Data to use =>
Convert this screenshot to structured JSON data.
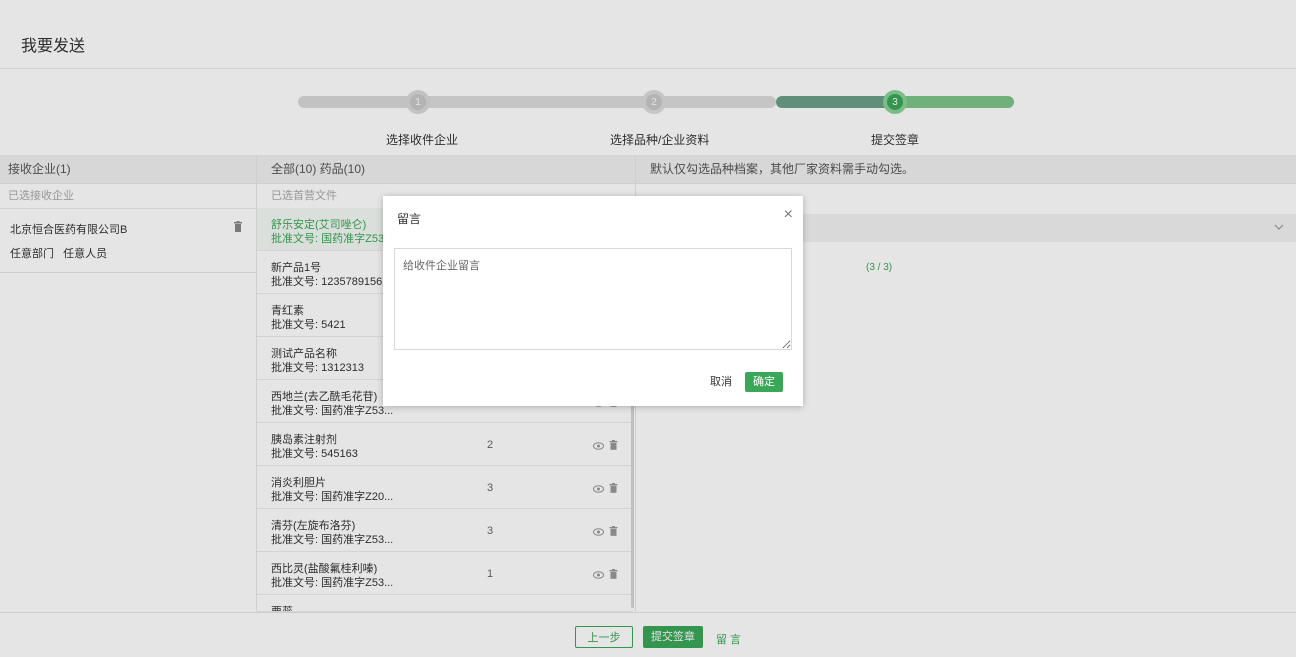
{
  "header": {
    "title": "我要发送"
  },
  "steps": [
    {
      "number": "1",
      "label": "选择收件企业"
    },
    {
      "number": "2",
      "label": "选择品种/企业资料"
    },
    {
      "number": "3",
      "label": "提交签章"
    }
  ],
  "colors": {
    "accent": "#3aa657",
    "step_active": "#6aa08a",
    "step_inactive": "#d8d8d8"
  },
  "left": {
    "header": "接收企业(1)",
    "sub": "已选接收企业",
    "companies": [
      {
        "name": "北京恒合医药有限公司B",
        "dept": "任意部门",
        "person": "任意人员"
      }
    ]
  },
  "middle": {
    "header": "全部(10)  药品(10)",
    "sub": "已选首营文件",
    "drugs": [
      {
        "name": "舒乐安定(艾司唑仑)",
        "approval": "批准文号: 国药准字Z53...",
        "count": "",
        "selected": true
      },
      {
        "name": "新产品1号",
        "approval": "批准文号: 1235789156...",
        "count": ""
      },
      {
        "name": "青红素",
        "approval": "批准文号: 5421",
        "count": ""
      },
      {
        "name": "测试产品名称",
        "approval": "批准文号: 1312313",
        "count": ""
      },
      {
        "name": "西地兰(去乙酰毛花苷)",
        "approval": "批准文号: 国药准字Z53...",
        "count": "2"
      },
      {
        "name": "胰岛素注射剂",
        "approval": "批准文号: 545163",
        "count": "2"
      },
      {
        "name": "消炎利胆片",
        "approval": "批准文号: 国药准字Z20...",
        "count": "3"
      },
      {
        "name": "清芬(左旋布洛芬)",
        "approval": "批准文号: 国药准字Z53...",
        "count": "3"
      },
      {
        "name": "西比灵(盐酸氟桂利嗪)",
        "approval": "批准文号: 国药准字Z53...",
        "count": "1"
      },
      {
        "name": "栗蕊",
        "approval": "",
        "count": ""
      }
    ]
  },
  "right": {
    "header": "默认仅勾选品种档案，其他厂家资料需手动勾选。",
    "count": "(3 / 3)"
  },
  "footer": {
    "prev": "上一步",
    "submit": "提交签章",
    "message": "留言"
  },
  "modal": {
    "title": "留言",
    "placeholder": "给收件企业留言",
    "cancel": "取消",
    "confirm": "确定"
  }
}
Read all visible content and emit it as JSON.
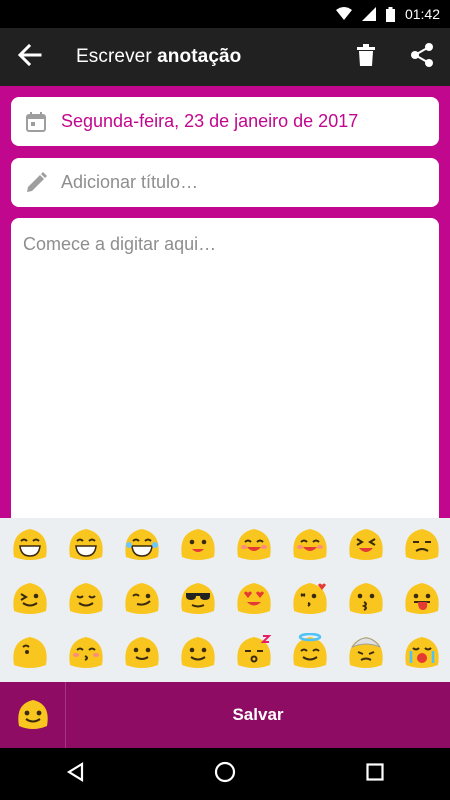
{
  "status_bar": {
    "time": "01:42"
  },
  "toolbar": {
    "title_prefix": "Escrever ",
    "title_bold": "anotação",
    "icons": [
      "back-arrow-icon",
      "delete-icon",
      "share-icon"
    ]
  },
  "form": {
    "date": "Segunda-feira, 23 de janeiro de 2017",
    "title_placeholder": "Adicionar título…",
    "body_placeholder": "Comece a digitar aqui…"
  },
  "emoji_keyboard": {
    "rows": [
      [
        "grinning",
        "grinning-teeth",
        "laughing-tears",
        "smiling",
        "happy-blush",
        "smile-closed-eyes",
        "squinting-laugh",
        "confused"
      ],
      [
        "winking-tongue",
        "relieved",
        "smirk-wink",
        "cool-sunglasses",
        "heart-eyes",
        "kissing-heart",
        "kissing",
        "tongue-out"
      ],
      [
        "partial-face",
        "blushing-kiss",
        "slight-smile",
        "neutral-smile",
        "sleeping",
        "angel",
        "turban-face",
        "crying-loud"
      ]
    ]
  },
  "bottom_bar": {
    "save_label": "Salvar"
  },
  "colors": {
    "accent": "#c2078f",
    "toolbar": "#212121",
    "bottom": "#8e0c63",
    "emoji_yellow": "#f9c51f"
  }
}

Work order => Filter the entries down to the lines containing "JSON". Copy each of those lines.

Solved exercise =>
Convert this screenshot to structured JSON data.
Read all visible content and emit it as JSON.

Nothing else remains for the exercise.